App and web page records
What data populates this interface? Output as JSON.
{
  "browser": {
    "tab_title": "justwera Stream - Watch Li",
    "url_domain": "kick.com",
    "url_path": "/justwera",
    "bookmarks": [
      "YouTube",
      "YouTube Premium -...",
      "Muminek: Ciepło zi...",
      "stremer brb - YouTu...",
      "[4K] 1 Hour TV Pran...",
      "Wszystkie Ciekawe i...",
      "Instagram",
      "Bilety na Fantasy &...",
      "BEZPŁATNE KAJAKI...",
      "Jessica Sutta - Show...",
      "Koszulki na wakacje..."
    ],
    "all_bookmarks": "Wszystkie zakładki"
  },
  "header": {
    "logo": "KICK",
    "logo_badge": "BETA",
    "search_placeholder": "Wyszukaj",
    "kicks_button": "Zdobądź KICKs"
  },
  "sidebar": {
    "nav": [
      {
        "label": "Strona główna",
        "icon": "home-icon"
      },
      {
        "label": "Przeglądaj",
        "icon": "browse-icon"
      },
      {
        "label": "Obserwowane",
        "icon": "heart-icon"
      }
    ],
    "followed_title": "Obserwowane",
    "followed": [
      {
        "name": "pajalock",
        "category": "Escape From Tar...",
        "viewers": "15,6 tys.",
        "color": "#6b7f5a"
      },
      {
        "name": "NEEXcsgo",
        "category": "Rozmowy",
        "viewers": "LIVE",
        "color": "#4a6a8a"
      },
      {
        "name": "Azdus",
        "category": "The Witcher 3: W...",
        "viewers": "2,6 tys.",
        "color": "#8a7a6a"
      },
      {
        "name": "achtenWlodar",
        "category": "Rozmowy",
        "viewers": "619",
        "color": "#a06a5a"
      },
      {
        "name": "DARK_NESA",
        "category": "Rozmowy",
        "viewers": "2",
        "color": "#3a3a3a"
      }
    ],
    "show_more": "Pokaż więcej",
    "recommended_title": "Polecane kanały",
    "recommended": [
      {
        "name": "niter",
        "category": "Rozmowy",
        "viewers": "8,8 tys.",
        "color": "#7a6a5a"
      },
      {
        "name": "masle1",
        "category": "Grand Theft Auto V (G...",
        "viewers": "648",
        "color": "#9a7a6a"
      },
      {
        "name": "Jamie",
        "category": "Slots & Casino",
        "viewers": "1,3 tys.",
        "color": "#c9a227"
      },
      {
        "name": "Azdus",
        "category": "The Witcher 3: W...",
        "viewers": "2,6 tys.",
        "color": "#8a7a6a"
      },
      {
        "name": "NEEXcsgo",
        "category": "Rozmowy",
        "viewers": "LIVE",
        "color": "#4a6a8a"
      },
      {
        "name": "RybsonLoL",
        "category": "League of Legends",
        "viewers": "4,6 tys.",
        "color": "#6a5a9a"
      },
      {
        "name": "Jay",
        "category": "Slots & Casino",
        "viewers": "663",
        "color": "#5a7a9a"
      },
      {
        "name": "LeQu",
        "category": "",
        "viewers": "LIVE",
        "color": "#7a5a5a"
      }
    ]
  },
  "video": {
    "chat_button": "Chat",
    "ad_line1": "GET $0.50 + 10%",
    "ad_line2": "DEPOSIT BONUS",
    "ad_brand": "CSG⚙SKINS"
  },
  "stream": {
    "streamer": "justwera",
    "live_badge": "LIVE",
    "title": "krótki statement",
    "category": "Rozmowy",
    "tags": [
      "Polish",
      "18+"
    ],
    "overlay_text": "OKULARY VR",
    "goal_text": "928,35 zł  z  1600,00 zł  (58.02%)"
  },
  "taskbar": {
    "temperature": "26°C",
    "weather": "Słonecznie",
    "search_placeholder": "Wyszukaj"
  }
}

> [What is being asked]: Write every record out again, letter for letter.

> [Exercise response]:
What data populates this interface? Output as JSON.
{
  "browser": {
    "tab_title": "justwera Stream - Watch Li",
    "url_domain": "kick.com",
    "url_path": "/justwera",
    "bookmarks": [
      "YouTube",
      "YouTube Premium -...",
      "Muminek: Ciepło zi...",
      "stremer brb - YouTu...",
      "[4K] 1 Hour TV Pran...",
      "Wszystkie Ciekawe i...",
      "Instagram",
      "Bilety na Fantasy &...",
      "BEZPŁATNE KAJAKI...",
      "Jessica Sutta - Show...",
      "Koszulki na wakacje..."
    ],
    "all_bookmarks": "Wszystkie zakładki"
  },
  "header": {
    "logo": "KICK",
    "logo_badge": "BETA",
    "search_placeholder": "Wyszukaj",
    "kicks_button": "Zdobądź KICKs"
  },
  "sidebar": {
    "nav": [
      {
        "label": "Strona główna",
        "icon": "home-icon"
      },
      {
        "label": "Przeglądaj",
        "icon": "browse-icon"
      },
      {
        "label": "Obserwowane",
        "icon": "heart-icon"
      }
    ],
    "followed_title": "Obserwowane",
    "followed": [
      {
        "name": "pajalock",
        "category": "Escape From Tar...",
        "viewers": "15,6 tys.",
        "color": "#6b7f5a"
      },
      {
        "name": "NEEXcsgo",
        "category": "Rozmowy",
        "viewers": "LIVE",
        "color": "#4a6a8a"
      },
      {
        "name": "Azdus",
        "category": "The Witcher 3: W...",
        "viewers": "2,6 tys.",
        "color": "#8a7a6a"
      },
      {
        "name": "achtenWlodar",
        "category": "Rozmowy",
        "viewers": "619",
        "color": "#a06a5a"
      },
      {
        "name": "DARK_NESA",
        "category": "Rozmowy",
        "viewers": "2",
        "color": "#3a3a3a"
      }
    ],
    "show_more": "Pokaż więcej",
    "recommended_title": "Polecane kanały",
    "recommended": [
      {
        "name": "niter",
        "category": "Rozmowy",
        "viewers": "8,8 tys.",
        "color": "#7a6a5a"
      },
      {
        "name": "masle1",
        "category": "Grand Theft Auto V (G...",
        "viewers": "648",
        "color": "#9a7a6a"
      },
      {
        "name": "Jamie",
        "category": "Slots & Casino",
        "viewers": "1,3 tys.",
        "color": "#c9a227"
      },
      {
        "name": "Azdus",
        "category": "The Witcher 3: W...",
        "viewers": "2,6 tys.",
        "color": "#8a7a6a"
      },
      {
        "name": "NEEXcsgo",
        "category": "Rozmowy",
        "viewers": "LIVE",
        "color": "#4a6a8a"
      },
      {
        "name": "RybsonLoL",
        "category": "League of Legends",
        "viewers": "4,6 tys.",
        "color": "#6a5a9a"
      },
      {
        "name": "Jay",
        "category": "Slots & Casino",
        "viewers": "663",
        "color": "#5a7a9a"
      },
      {
        "name": "LeQu",
        "category": "",
        "viewers": "LIVE",
        "color": "#7a5a5a"
      }
    ]
  },
  "video": {
    "chat_button": "Chat",
    "ad_line1": "GET $0.50 + 10%",
    "ad_line2": "DEPOSIT BONUS",
    "ad_brand": "CSG⚙SKINS"
  },
  "stream": {
    "streamer": "justwera",
    "live_badge": "LIVE",
    "title": "krótki statement",
    "category": "Rozmowy",
    "tags": [
      "Polish",
      "18+"
    ],
    "overlay_text": "OKULARY VR",
    "goal_text": "928,35 zł  z  1600,00 zł  (58.02%)"
  },
  "taskbar": {
    "temperature": "26°C",
    "weather": "Słonecznie",
    "search_placeholder": "Wyszukaj"
  }
}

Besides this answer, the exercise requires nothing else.